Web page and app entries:
○ ○ ○ ○

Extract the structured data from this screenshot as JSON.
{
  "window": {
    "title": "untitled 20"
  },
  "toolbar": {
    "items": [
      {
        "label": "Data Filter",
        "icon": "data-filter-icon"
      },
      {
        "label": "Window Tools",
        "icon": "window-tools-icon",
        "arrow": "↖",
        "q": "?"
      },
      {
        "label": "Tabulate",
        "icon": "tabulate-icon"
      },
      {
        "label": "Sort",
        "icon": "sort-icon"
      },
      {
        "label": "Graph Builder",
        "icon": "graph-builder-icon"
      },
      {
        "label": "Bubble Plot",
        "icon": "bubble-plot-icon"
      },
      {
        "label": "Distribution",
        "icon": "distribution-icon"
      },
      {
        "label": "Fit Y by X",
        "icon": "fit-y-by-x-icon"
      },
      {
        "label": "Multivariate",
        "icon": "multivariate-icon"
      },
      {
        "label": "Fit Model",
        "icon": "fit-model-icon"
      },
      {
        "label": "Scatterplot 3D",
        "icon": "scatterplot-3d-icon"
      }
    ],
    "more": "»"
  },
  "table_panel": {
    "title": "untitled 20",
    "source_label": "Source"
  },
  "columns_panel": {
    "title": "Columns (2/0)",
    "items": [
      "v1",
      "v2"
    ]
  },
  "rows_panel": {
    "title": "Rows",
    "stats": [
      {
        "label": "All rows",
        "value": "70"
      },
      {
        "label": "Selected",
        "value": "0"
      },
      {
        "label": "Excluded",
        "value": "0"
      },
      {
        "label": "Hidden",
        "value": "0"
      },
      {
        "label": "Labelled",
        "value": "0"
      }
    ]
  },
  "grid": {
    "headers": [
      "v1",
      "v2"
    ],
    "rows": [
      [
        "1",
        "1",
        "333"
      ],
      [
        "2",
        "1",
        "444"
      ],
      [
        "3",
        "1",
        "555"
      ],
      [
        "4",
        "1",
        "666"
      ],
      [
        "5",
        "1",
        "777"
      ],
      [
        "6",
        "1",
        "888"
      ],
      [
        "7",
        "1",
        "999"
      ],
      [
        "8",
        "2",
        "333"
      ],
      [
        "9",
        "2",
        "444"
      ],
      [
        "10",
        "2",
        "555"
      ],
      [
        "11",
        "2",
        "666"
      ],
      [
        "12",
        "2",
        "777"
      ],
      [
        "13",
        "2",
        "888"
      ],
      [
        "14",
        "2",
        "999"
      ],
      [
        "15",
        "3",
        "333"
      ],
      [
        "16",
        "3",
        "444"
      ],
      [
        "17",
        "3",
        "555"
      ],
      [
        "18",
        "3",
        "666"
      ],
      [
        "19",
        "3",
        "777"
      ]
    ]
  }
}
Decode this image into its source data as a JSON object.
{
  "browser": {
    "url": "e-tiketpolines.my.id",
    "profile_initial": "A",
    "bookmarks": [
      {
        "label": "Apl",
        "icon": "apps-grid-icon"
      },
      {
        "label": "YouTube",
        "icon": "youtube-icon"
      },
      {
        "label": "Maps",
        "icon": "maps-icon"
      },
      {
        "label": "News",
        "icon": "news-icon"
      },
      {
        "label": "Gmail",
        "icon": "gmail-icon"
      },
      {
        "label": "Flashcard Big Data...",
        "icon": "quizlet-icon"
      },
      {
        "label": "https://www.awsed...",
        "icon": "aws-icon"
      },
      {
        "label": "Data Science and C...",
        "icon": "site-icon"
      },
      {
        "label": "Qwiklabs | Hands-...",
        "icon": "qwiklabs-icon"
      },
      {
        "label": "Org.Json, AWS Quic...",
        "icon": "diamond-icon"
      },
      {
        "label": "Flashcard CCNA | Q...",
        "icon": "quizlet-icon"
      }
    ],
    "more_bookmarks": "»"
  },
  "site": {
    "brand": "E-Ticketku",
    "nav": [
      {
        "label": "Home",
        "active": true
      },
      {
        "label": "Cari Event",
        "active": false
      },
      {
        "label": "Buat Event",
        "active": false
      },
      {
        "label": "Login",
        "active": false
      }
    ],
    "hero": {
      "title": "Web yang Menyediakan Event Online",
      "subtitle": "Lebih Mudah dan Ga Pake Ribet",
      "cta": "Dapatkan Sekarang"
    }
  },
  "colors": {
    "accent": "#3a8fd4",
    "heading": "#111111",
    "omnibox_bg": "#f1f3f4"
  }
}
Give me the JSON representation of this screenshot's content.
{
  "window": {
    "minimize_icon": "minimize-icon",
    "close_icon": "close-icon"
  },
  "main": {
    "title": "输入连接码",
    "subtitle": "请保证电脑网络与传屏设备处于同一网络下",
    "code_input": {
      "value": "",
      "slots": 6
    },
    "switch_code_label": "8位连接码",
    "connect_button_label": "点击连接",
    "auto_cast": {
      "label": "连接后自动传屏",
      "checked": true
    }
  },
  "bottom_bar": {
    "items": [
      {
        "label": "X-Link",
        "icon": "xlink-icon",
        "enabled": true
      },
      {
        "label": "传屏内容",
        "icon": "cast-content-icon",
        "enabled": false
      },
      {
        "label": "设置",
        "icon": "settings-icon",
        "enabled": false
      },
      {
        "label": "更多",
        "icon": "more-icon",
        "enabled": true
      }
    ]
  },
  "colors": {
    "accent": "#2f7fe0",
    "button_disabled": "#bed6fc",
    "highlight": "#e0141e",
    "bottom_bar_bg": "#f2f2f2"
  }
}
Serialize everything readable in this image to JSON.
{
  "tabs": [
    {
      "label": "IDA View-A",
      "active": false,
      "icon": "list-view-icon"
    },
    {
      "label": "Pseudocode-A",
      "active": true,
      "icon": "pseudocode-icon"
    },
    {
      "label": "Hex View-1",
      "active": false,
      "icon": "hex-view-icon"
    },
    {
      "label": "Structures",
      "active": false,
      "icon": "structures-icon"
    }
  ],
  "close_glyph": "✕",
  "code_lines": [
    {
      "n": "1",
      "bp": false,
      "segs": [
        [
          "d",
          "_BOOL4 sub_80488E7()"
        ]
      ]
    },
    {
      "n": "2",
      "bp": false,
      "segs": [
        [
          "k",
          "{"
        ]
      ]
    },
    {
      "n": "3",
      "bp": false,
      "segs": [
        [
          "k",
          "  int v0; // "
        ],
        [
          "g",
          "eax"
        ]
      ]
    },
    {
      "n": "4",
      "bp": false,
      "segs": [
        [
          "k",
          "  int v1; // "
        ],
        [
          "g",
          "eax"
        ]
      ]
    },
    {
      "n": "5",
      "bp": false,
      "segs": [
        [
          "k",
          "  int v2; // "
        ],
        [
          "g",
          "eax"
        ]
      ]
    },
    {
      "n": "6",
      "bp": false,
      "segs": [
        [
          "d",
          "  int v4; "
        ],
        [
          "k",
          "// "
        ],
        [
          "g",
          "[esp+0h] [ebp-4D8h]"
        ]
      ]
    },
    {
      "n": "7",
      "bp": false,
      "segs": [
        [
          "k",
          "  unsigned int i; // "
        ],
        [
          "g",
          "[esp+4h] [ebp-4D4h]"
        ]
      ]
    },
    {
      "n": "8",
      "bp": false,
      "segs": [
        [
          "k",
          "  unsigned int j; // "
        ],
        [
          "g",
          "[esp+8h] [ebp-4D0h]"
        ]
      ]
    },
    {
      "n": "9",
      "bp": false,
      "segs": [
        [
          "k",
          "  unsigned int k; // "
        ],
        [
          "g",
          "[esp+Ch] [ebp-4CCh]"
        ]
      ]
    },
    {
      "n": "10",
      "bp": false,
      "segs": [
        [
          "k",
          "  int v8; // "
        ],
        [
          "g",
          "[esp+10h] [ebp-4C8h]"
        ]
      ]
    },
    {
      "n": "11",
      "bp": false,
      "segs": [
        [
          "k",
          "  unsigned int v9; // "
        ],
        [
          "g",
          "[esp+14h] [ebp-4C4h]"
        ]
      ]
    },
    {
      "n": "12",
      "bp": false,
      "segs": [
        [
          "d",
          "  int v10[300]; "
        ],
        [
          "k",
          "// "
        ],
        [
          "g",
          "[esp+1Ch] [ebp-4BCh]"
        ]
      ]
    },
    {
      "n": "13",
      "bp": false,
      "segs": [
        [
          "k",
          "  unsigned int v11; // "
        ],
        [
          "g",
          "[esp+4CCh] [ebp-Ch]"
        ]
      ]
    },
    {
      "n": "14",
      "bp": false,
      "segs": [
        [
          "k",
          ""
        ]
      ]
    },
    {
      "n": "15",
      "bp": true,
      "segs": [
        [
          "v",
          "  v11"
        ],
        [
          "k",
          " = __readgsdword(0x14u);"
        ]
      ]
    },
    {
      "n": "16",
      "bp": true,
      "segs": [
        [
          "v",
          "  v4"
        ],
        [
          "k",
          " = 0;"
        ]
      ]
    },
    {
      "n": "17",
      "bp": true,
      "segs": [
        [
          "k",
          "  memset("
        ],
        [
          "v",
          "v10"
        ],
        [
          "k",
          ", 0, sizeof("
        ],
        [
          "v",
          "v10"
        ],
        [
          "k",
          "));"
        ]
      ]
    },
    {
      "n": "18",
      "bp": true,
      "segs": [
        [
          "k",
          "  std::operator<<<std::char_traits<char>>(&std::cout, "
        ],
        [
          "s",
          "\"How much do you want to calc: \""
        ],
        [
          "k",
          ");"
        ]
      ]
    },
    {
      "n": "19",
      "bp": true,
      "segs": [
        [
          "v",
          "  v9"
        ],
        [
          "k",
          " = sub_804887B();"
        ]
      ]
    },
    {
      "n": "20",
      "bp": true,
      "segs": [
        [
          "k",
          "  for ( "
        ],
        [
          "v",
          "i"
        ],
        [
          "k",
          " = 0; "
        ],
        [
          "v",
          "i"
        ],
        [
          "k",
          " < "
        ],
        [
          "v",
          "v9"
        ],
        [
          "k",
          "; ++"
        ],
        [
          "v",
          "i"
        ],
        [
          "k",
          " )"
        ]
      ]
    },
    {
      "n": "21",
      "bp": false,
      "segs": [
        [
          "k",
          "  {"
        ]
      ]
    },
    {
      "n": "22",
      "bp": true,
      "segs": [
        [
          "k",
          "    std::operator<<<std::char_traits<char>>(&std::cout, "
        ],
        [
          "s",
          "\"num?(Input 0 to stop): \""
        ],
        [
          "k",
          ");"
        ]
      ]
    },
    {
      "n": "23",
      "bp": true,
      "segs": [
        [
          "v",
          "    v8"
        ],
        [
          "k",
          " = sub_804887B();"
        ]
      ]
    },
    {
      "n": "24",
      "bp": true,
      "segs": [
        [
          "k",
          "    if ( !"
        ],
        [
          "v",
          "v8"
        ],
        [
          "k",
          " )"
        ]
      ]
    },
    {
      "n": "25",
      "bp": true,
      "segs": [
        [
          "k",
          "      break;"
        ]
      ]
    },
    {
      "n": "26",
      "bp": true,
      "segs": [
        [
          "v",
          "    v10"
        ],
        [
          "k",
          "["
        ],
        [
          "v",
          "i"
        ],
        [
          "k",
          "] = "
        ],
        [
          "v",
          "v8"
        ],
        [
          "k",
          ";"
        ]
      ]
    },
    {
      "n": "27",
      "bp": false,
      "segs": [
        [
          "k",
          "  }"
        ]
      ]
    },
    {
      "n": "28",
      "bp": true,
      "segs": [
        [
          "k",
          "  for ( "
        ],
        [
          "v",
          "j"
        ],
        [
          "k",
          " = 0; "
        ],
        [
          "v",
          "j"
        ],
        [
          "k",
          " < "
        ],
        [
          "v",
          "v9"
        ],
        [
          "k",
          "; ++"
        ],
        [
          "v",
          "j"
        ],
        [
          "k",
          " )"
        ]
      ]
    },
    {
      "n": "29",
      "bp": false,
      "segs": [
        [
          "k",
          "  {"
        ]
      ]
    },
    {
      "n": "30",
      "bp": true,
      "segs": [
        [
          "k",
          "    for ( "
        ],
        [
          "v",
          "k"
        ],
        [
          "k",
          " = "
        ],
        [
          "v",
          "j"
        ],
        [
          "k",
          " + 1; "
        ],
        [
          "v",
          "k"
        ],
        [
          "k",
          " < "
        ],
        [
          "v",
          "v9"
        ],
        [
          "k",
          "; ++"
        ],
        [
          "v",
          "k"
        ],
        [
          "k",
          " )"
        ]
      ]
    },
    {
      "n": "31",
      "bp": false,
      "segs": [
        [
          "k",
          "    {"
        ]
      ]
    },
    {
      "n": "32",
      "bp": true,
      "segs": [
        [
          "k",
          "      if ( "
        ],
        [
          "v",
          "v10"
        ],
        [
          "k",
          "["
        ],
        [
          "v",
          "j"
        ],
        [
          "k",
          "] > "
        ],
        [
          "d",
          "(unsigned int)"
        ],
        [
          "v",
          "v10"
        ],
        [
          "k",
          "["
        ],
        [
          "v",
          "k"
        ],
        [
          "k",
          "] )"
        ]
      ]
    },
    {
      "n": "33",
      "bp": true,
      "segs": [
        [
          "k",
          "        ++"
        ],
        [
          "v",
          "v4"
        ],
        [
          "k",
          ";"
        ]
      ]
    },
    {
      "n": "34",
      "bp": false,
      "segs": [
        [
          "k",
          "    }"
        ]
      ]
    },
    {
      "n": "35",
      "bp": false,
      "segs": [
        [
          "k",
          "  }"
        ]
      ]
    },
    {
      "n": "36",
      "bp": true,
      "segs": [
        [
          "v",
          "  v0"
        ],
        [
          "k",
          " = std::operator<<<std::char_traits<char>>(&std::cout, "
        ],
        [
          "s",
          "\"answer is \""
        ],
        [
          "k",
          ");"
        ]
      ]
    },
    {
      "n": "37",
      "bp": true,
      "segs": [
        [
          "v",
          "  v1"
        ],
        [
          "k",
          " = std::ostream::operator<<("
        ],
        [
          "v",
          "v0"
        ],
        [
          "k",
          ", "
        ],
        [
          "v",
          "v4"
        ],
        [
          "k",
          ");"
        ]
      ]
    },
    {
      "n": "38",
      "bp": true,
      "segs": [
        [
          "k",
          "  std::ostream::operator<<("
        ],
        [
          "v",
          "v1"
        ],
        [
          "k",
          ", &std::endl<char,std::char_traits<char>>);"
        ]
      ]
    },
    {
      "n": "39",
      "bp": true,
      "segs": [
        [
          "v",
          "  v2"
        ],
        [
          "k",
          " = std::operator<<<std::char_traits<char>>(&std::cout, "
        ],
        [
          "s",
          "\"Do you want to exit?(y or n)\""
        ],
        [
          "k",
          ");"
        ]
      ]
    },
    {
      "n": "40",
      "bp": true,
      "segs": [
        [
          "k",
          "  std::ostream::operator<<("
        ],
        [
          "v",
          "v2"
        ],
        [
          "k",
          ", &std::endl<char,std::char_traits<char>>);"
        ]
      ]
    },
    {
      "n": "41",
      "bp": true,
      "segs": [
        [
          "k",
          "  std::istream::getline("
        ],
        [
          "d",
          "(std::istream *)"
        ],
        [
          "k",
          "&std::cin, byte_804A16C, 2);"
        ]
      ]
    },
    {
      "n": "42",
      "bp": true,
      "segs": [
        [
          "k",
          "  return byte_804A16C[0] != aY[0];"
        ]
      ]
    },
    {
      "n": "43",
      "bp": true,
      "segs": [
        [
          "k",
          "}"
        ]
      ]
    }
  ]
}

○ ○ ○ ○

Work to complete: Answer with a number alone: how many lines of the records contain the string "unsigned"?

Result for this exercise: 6